┏━━

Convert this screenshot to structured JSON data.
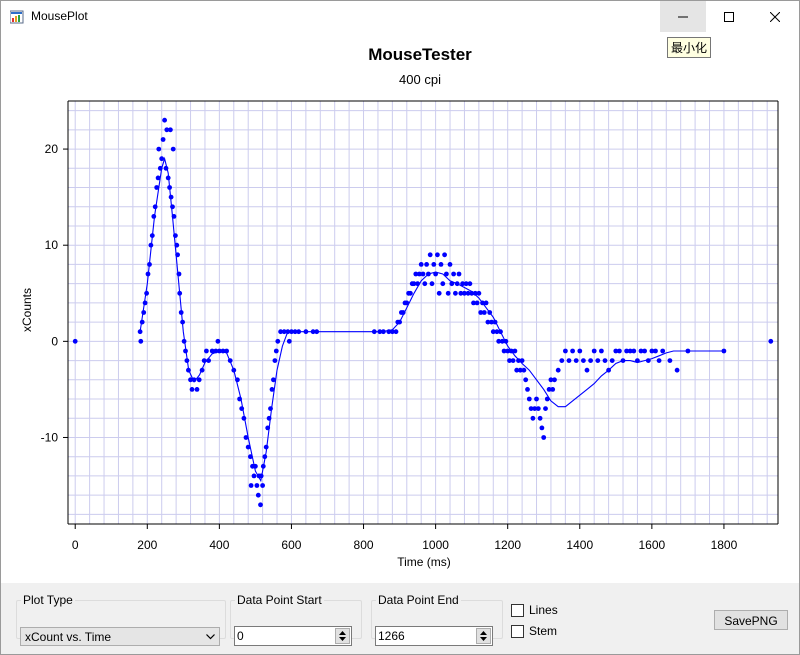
{
  "window": {
    "title": "MousePlot",
    "tooltip": "最小化"
  },
  "controls": {
    "plot_type_label": "Plot Type",
    "plot_type_value": "xCount vs. Time",
    "start_label": "Data Point Start",
    "start_value": "0",
    "end_label": "Data Point End",
    "end_value": "1266",
    "lines_label": "Lines",
    "stem_label": "Stem",
    "save_label": "SavePNG"
  },
  "chart_data": {
    "type": "scatter",
    "title": "MouseTester",
    "subtitle": "400 cpi",
    "xlabel": "Time (ms)",
    "ylabel": "xCounts",
    "xlim": [
      -20,
      1950
    ],
    "ylim": [
      -19,
      25
    ],
    "xticks": [
      0,
      200,
      400,
      600,
      800,
      1000,
      1200,
      1400,
      1600,
      1800
    ],
    "yticks": [
      -10,
      0,
      10,
      20
    ],
    "minor_grid_x_step": 40,
    "minor_grid_y_step": 2,
    "grid": true,
    "colors": {
      "points": "#0000ff",
      "line": "#0000ff",
      "grid": "#ccccee",
      "axis": "#000000"
    },
    "series": [
      {
        "points": [
          [
            0,
            0
          ],
          [
            180,
            1
          ],
          [
            182,
            0
          ],
          [
            186,
            2
          ],
          [
            190,
            3
          ],
          [
            194,
            4
          ],
          [
            198,
            5
          ],
          [
            202,
            7
          ],
          [
            206,
            8
          ],
          [
            210,
            10
          ],
          [
            214,
            11
          ],
          [
            218,
            13
          ],
          [
            222,
            14
          ],
          [
            226,
            16
          ],
          [
            230,
            17
          ],
          [
            232,
            20
          ],
          [
            236,
            18
          ],
          [
            240,
            19
          ],
          [
            244,
            21
          ],
          [
            248,
            23
          ],
          [
            252,
            18
          ],
          [
            254,
            22
          ],
          [
            258,
            17
          ],
          [
            262,
            16
          ],
          [
            264,
            22
          ],
          [
            266,
            15
          ],
          [
            270,
            14
          ],
          [
            272,
            20
          ],
          [
            274,
            13
          ],
          [
            278,
            11
          ],
          [
            282,
            10
          ],
          [
            284,
            9
          ],
          [
            288,
            7
          ],
          [
            290,
            5
          ],
          [
            294,
            3
          ],
          [
            298,
            2
          ],
          [
            302,
            0
          ],
          [
            306,
            -1
          ],
          [
            310,
            -2
          ],
          [
            314,
            -3
          ],
          [
            320,
            -4
          ],
          [
            324,
            -5
          ],
          [
            330,
            -4
          ],
          [
            338,
            -5
          ],
          [
            344,
            -4
          ],
          [
            352,
            -3
          ],
          [
            358,
            -2
          ],
          [
            364,
            -1
          ],
          [
            370,
            -2
          ],
          [
            380,
            -1
          ],
          [
            390,
            -1
          ],
          [
            396,
            0
          ],
          [
            400,
            -1
          ],
          [
            410,
            -1
          ],
          [
            420,
            -1
          ],
          [
            430,
            -2
          ],
          [
            440,
            -3
          ],
          [
            450,
            -4
          ],
          [
            456,
            -6
          ],
          [
            462,
            -7
          ],
          [
            468,
            -8
          ],
          [
            474,
            -10
          ],
          [
            480,
            -11
          ],
          [
            486,
            -12
          ],
          [
            488,
            -15
          ],
          [
            492,
            -13
          ],
          [
            496,
            -14
          ],
          [
            500,
            -13
          ],
          [
            504,
            -15
          ],
          [
            508,
            -16
          ],
          [
            510,
            -14
          ],
          [
            514,
            -17
          ],
          [
            516,
            -14
          ],
          [
            520,
            -15
          ],
          [
            522,
            -13
          ],
          [
            526,
            -12
          ],
          [
            530,
            -11
          ],
          [
            534,
            -9
          ],
          [
            538,
            -8
          ],
          [
            542,
            -7
          ],
          [
            546,
            -5
          ],
          [
            550,
            -4
          ],
          [
            554,
            -2
          ],
          [
            558,
            -1
          ],
          [
            562,
            0
          ],
          [
            570,
            1
          ],
          [
            580,
            1
          ],
          [
            590,
            1
          ],
          [
            594,
            0
          ],
          [
            600,
            1
          ],
          [
            610,
            1
          ],
          [
            620,
            1
          ],
          [
            640,
            1
          ],
          [
            660,
            1
          ],
          [
            670,
            1
          ],
          [
            830,
            1
          ],
          [
            845,
            1
          ],
          [
            855,
            1
          ],
          [
            870,
            1
          ],
          [
            880,
            1
          ],
          [
            890,
            1
          ],
          [
            895,
            2
          ],
          [
            900,
            2
          ],
          [
            905,
            3
          ],
          [
            910,
            3
          ],
          [
            915,
            4
          ],
          [
            920,
            4
          ],
          [
            925,
            5
          ],
          [
            930,
            5
          ],
          [
            935,
            6
          ],
          [
            940,
            6
          ],
          [
            945,
            7
          ],
          [
            950,
            6
          ],
          [
            955,
            7
          ],
          [
            960,
            8
          ],
          [
            965,
            7
          ],
          [
            970,
            6
          ],
          [
            975,
            8
          ],
          [
            980,
            7
          ],
          [
            985,
            9
          ],
          [
            990,
            6
          ],
          [
            995,
            8
          ],
          [
            1000,
            7
          ],
          [
            1005,
            9
          ],
          [
            1010,
            5
          ],
          [
            1015,
            8
          ],
          [
            1020,
            6
          ],
          [
            1025,
            9
          ],
          [
            1030,
            7
          ],
          [
            1035,
            5
          ],
          [
            1040,
            8
          ],
          [
            1045,
            6
          ],
          [
            1050,
            7
          ],
          [
            1055,
            5
          ],
          [
            1060,
            6
          ],
          [
            1065,
            7
          ],
          [
            1070,
            5
          ],
          [
            1075,
            6
          ],
          [
            1080,
            5
          ],
          [
            1085,
            6
          ],
          [
            1090,
            5
          ],
          [
            1095,
            6
          ],
          [
            1100,
            5
          ],
          [
            1105,
            4
          ],
          [
            1110,
            5
          ],
          [
            1115,
            4
          ],
          [
            1120,
            5
          ],
          [
            1125,
            3
          ],
          [
            1130,
            4
          ],
          [
            1135,
            3
          ],
          [
            1140,
            4
          ],
          [
            1145,
            2
          ],
          [
            1150,
            3
          ],
          [
            1155,
            2
          ],
          [
            1160,
            1
          ],
          [
            1165,
            2
          ],
          [
            1170,
            1
          ],
          [
            1175,
            0
          ],
          [
            1180,
            1
          ],
          [
            1185,
            0
          ],
          [
            1190,
            -1
          ],
          [
            1195,
            0
          ],
          [
            1200,
            -1
          ],
          [
            1205,
            -2
          ],
          [
            1210,
            -1
          ],
          [
            1215,
            -2
          ],
          [
            1220,
            -1
          ],
          [
            1225,
            -3
          ],
          [
            1230,
            -2
          ],
          [
            1235,
            -3
          ],
          [
            1240,
            -2
          ],
          [
            1245,
            -3
          ],
          [
            1250,
            -4
          ],
          [
            1255,
            -5
          ],
          [
            1260,
            -6
          ],
          [
            1265,
            -7
          ],
          [
            1270,
            -8
          ],
          [
            1275,
            -7
          ],
          [
            1280,
            -6
          ],
          [
            1285,
            -7
          ],
          [
            1290,
            -8
          ],
          [
            1295,
            -9
          ],
          [
            1300,
            -10
          ],
          [
            1305,
            -7
          ],
          [
            1310,
            -6
          ],
          [
            1315,
            -5
          ],
          [
            1320,
            -4
          ],
          [
            1325,
            -5
          ],
          [
            1330,
            -4
          ],
          [
            1340,
            -3
          ],
          [
            1350,
            -2
          ],
          [
            1360,
            -1
          ],
          [
            1370,
            -2
          ],
          [
            1380,
            -1
          ],
          [
            1390,
            -2
          ],
          [
            1400,
            -1
          ],
          [
            1410,
            -2
          ],
          [
            1420,
            -3
          ],
          [
            1430,
            -2
          ],
          [
            1440,
            -1
          ],
          [
            1450,
            -2
          ],
          [
            1460,
            -1
          ],
          [
            1470,
            -2
          ],
          [
            1480,
            -3
          ],
          [
            1490,
            -2
          ],
          [
            1500,
            -1
          ],
          [
            1510,
            -1
          ],
          [
            1520,
            -2
          ],
          [
            1530,
            -1
          ],
          [
            1540,
            -1
          ],
          [
            1550,
            -1
          ],
          [
            1560,
            -2
          ],
          [
            1570,
            -1
          ],
          [
            1580,
            -1
          ],
          [
            1590,
            -2
          ],
          [
            1600,
            -1
          ],
          [
            1610,
            -1
          ],
          [
            1620,
            -2
          ],
          [
            1630,
            -1
          ],
          [
            1650,
            -2
          ],
          [
            1670,
            -3
          ],
          [
            1700,
            -1
          ],
          [
            1800,
            -1
          ],
          [
            1930,
            0
          ]
        ],
        "line": [
          [
            180,
            1
          ],
          [
            200,
            6
          ],
          [
            220,
            13
          ],
          [
            240,
            18
          ],
          [
            248,
            19
          ],
          [
            258,
            17.5
          ],
          [
            270,
            13
          ],
          [
            285,
            7
          ],
          [
            300,
            1
          ],
          [
            315,
            -3
          ],
          [
            330,
            -4.2
          ],
          [
            345,
            -3.5
          ],
          [
            360,
            -2.2
          ],
          [
            380,
            -1.3
          ],
          [
            400,
            -1
          ],
          [
            420,
            -1.2
          ],
          [
            440,
            -3
          ],
          [
            460,
            -6
          ],
          [
            480,
            -10
          ],
          [
            500,
            -13.5
          ],
          [
            515,
            -14.5
          ],
          [
            530,
            -11.5
          ],
          [
            545,
            -7
          ],
          [
            560,
            -3
          ],
          [
            575,
            -0.5
          ],
          [
            590,
            1
          ],
          [
            620,
            1
          ],
          [
            670,
            1
          ],
          [
            850,
            1
          ],
          [
            880,
            1.2
          ],
          [
            900,
            2
          ],
          [
            920,
            3.5
          ],
          [
            940,
            5
          ],
          [
            960,
            6.3
          ],
          [
            980,
            7
          ],
          [
            1000,
            7.2
          ],
          [
            1020,
            7
          ],
          [
            1040,
            6.3
          ],
          [
            1060,
            6
          ],
          [
            1080,
            5.6
          ],
          [
            1100,
            5.2
          ],
          [
            1120,
            4.5
          ],
          [
            1140,
            3.5
          ],
          [
            1160,
            2.5
          ],
          [
            1180,
            1
          ],
          [
            1200,
            -0.5
          ],
          [
            1220,
            -1.5
          ],
          [
            1240,
            -2.3
          ],
          [
            1260,
            -3
          ],
          [
            1280,
            -4
          ],
          [
            1300,
            -5
          ],
          [
            1320,
            -6.2
          ],
          [
            1340,
            -6.8
          ],
          [
            1360,
            -6.8
          ],
          [
            1380,
            -6.2
          ],
          [
            1400,
            -5.6
          ],
          [
            1420,
            -5
          ],
          [
            1440,
            -4.4
          ],
          [
            1460,
            -3.6
          ],
          [
            1480,
            -3
          ],
          [
            1500,
            -2.3
          ],
          [
            1520,
            -2
          ],
          [
            1540,
            -2
          ],
          [
            1560,
            -2.2
          ],
          [
            1580,
            -2
          ],
          [
            1600,
            -1.8
          ],
          [
            1620,
            -1.5
          ],
          [
            1640,
            -1.2
          ],
          [
            1660,
            -1
          ],
          [
            1680,
            -1
          ],
          [
            1700,
            -1
          ],
          [
            1720,
            -1
          ],
          [
            1750,
            -1
          ],
          [
            1780,
            -1
          ],
          [
            1800,
            -1
          ]
        ]
      }
    ]
  }
}
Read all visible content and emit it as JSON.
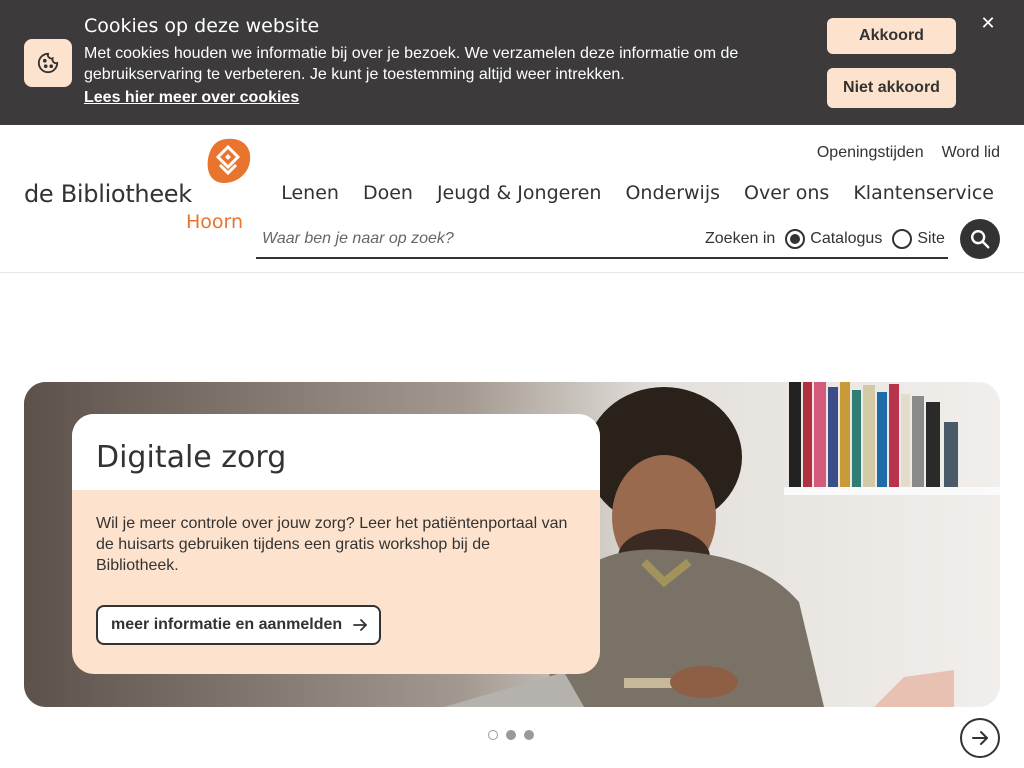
{
  "cookie": {
    "title": "Cookies op deze website",
    "text": "Met cookies houden we informatie bij over je bezoek. We verzamelen deze informatie om de gebruikservaring te verbeteren. Je kunt je toestemming altijd weer intrekken.",
    "link": "Lees hier meer over cookies",
    "accept": "Akkoord",
    "decline": "Niet akkoord",
    "close": "✕"
  },
  "header": {
    "logo": {
      "main": "de Bibliotheek",
      "sub": "Hoorn"
    },
    "top_links": [
      "Openingstijden",
      "Word lid"
    ],
    "nav": [
      "Lenen",
      "Doen",
      "Jeugd & Jongeren",
      "Onderwijs",
      "Over ons",
      "Klantenservice"
    ]
  },
  "search": {
    "placeholder": "Waar ben je naar op zoek?",
    "scope_label": "Zoeken in",
    "options": [
      {
        "label": "Catalogus",
        "checked": true
      },
      {
        "label": "Site",
        "checked": false
      }
    ]
  },
  "hero": {
    "title": "Digitale zorg",
    "text": "Wil je meer controle over jouw zorg? Leer het patiëntenportaal van de huisarts gebruiken tijdens een gratis workshop bij de Bibliotheek.",
    "button": "meer informatie en aanmelden"
  },
  "carousel": {
    "slide_count": 3,
    "active_slide": 1
  },
  "colors": {
    "accent": "#e8742d",
    "peach": "#fde3cd",
    "dark": "#3c3a3b"
  }
}
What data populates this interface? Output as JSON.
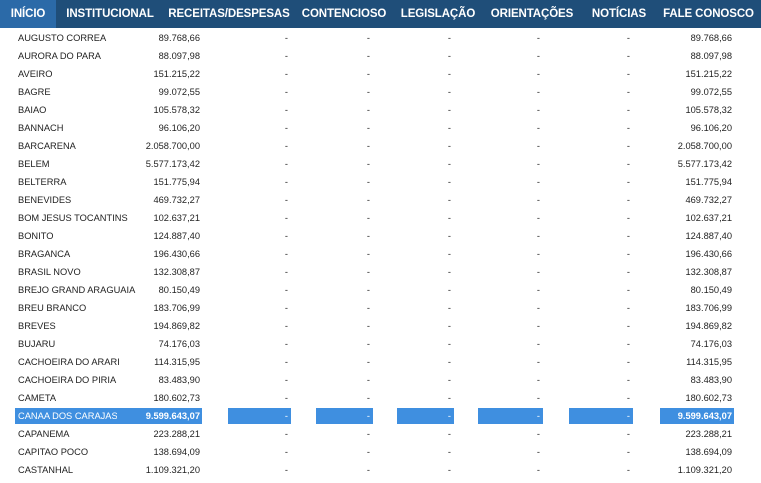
{
  "nav": {
    "items": [
      {
        "label": "INÍCIO",
        "active": true
      },
      {
        "label": "INSTITUCIONAL",
        "active": false
      },
      {
        "label": "RECEITAS/DESPESAS",
        "active": false
      },
      {
        "label": "CONTENCIOSO",
        "active": false
      },
      {
        "label": "LEGISLAÇÃO",
        "active": false
      },
      {
        "label": "ORIENTAÇÕES",
        "active": false
      },
      {
        "label": "NOTÍCIAS",
        "active": false
      },
      {
        "label": "FALE CONOSCO",
        "active": false
      }
    ]
  },
  "colors": {
    "nav_background": "#1f4e79",
    "nav_active": "#2b6aa8",
    "selection_highlight": "#3f8fe0"
  },
  "table": {
    "rows": [
      {
        "name": "AUGUSTO CORREA",
        "value": "89.768,66",
        "c1": "-",
        "c2": "-",
        "c3": "-",
        "c4": "-",
        "c5": "-",
        "total": "89.768,66"
      },
      {
        "name": "AURORA DO PARA",
        "value": "88.097,98",
        "c1": "-",
        "c2": "-",
        "c3": "-",
        "c4": "-",
        "c5": "-",
        "total": "88.097,98"
      },
      {
        "name": "AVEIRO",
        "value": "151.215,22",
        "c1": "-",
        "c2": "-",
        "c3": "-",
        "c4": "-",
        "c5": "-",
        "total": "151.215,22"
      },
      {
        "name": "BAGRE",
        "value": "99.072,55",
        "c1": "-",
        "c2": "-",
        "c3": "-",
        "c4": "-",
        "c5": "-",
        "total": "99.072,55"
      },
      {
        "name": "BAIAO",
        "value": "105.578,32",
        "c1": "-",
        "c2": "-",
        "c3": "-",
        "c4": "-",
        "c5": "-",
        "total": "105.578,32"
      },
      {
        "name": "BANNACH",
        "value": "96.106,20",
        "c1": "-",
        "c2": "-",
        "c3": "-",
        "c4": "-",
        "c5": "-",
        "total": "96.106,20"
      },
      {
        "name": "BARCARENA",
        "value": "2.058.700,00",
        "c1": "-",
        "c2": "-",
        "c3": "-",
        "c4": "-",
        "c5": "-",
        "total": "2.058.700,00"
      },
      {
        "name": "BELEM",
        "value": "5.577.173,42",
        "c1": "-",
        "c2": "-",
        "c3": "-",
        "c4": "-",
        "c5": "-",
        "total": "5.577.173,42"
      },
      {
        "name": "BELTERRA",
        "value": "151.775,94",
        "c1": "-",
        "c2": "-",
        "c3": "-",
        "c4": "-",
        "c5": "-",
        "total": "151.775,94"
      },
      {
        "name": "BENEVIDES",
        "value": "469.732,27",
        "c1": "-",
        "c2": "-",
        "c3": "-",
        "c4": "-",
        "c5": "-",
        "total": "469.732,27"
      },
      {
        "name": "BOM JESUS TOCANTINS",
        "value": "102.637,21",
        "c1": "-",
        "c2": "-",
        "c3": "-",
        "c4": "-",
        "c5": "-",
        "total": "102.637,21"
      },
      {
        "name": "BONITO",
        "value": "124.887,40",
        "c1": "-",
        "c2": "-",
        "c3": "-",
        "c4": "-",
        "c5": "-",
        "total": "124.887,40"
      },
      {
        "name": "BRAGANCA",
        "value": "196.430,66",
        "c1": "-",
        "c2": "-",
        "c3": "-",
        "c4": "-",
        "c5": "-",
        "total": "196.430,66"
      },
      {
        "name": "BRASIL NOVO",
        "value": "132.308,87",
        "c1": "-",
        "c2": "-",
        "c3": "-",
        "c4": "-",
        "c5": "-",
        "total": "132.308,87"
      },
      {
        "name": "BREJO GRAND ARAGUAIA",
        "value": "80.150,49",
        "c1": "-",
        "c2": "-",
        "c3": "-",
        "c4": "-",
        "c5": "-",
        "total": "80.150,49"
      },
      {
        "name": "BREU BRANCO",
        "value": "183.706,99",
        "c1": "-",
        "c2": "-",
        "c3": "-",
        "c4": "-",
        "c5": "-",
        "total": "183.706,99"
      },
      {
        "name": "BREVES",
        "value": "194.869,82",
        "c1": "-",
        "c2": "-",
        "c3": "-",
        "c4": "-",
        "c5": "-",
        "total": "194.869,82"
      },
      {
        "name": "BUJARU",
        "value": "74.176,03",
        "c1": "-",
        "c2": "-",
        "c3": "-",
        "c4": "-",
        "c5": "-",
        "total": "74.176,03"
      },
      {
        "name": "CACHOEIRA DO ARARI",
        "value": "114.315,95",
        "c1": "-",
        "c2": "-",
        "c3": "-",
        "c4": "-",
        "c5": "-",
        "total": "114.315,95"
      },
      {
        "name": "CACHOEIRA DO PIRIA",
        "value": "83.483,90",
        "c1": "-",
        "c2": "-",
        "c3": "-",
        "c4": "-",
        "c5": "-",
        "total": "83.483,90"
      },
      {
        "name": "CAMETA",
        "value": "180.602,73",
        "c1": "-",
        "c2": "-",
        "c3": "-",
        "c4": "-",
        "c5": "-",
        "total": "180.602,73"
      },
      {
        "name": "CANAA DOS CARAJAS",
        "value": "9.599.643,07",
        "c1": "-",
        "c2": "-",
        "c3": "-",
        "c4": "-",
        "c5": "-",
        "total": "9.599.643,07",
        "selected": true
      },
      {
        "name": "CAPANEMA",
        "value": "223.288,21",
        "c1": "-",
        "c2": "-",
        "c3": "-",
        "c4": "-",
        "c5": "-",
        "total": "223.288,21"
      },
      {
        "name": "CAPITAO POCO",
        "value": "138.694,09",
        "c1": "-",
        "c2": "-",
        "c3": "-",
        "c4": "-",
        "c5": "-",
        "total": "138.694,09"
      },
      {
        "name": "CASTANHAL",
        "value": "1.109.321,20",
        "c1": "-",
        "c2": "-",
        "c3": "-",
        "c4": "-",
        "c5": "-",
        "total": "1.109.321,20"
      }
    ]
  }
}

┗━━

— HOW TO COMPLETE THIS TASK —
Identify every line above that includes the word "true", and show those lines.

— WRITTEN ANSWER —
    "grid": true,
        "checked": true
        "active": true
        "selected": true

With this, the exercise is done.